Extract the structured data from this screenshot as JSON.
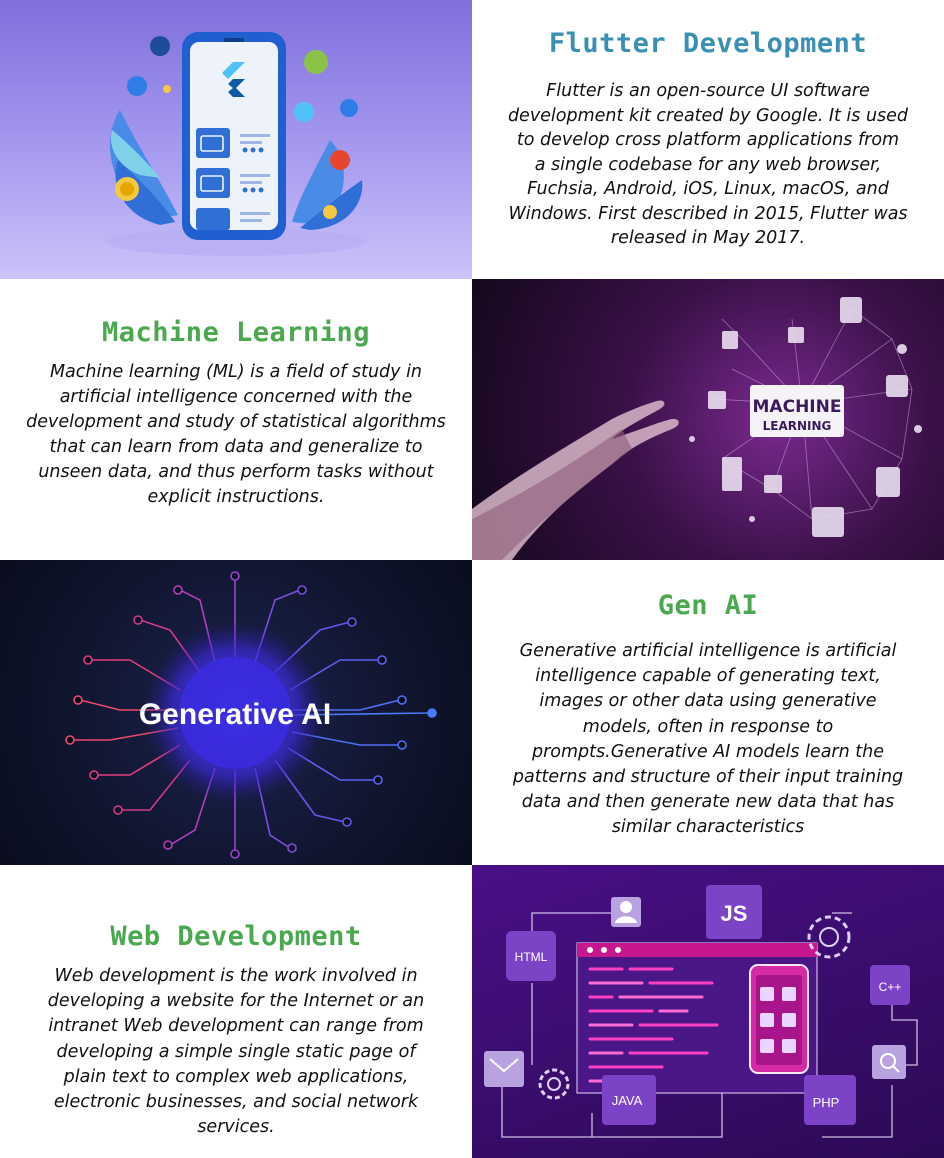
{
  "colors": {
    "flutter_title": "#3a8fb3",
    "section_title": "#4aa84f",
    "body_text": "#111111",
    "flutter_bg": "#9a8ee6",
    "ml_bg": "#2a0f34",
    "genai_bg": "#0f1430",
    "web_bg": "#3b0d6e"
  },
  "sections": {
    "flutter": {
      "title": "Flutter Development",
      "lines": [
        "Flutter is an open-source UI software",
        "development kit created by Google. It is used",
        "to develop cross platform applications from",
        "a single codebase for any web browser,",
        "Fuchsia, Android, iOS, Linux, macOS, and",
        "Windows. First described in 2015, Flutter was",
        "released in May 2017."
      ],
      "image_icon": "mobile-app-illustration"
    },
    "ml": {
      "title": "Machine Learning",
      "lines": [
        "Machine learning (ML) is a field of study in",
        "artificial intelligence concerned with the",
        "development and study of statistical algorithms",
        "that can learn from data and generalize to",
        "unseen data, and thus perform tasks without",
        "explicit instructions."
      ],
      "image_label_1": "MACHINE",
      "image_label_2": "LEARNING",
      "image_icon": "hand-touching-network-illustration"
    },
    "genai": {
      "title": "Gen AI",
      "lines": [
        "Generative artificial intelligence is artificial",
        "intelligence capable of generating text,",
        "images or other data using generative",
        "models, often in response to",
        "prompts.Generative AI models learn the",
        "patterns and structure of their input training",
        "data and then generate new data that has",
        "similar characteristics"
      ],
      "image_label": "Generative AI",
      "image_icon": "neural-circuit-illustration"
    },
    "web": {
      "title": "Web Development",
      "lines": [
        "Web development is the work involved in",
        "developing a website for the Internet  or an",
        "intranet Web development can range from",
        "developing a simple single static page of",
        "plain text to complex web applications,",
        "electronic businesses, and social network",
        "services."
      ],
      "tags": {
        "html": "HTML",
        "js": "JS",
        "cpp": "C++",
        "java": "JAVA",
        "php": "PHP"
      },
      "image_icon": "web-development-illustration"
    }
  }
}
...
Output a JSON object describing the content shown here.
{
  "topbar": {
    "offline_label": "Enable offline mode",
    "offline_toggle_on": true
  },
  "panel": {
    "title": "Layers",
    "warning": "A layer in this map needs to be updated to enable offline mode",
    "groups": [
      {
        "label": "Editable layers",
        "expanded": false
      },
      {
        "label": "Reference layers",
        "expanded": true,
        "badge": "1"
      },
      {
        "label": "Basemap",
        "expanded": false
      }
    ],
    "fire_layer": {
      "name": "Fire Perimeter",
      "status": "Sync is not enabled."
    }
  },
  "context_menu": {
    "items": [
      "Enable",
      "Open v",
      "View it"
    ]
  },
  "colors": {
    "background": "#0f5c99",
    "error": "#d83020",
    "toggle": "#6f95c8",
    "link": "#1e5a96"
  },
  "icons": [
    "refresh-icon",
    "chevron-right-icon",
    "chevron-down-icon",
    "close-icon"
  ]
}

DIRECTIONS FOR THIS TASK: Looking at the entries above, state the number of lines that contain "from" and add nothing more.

RESULT: 4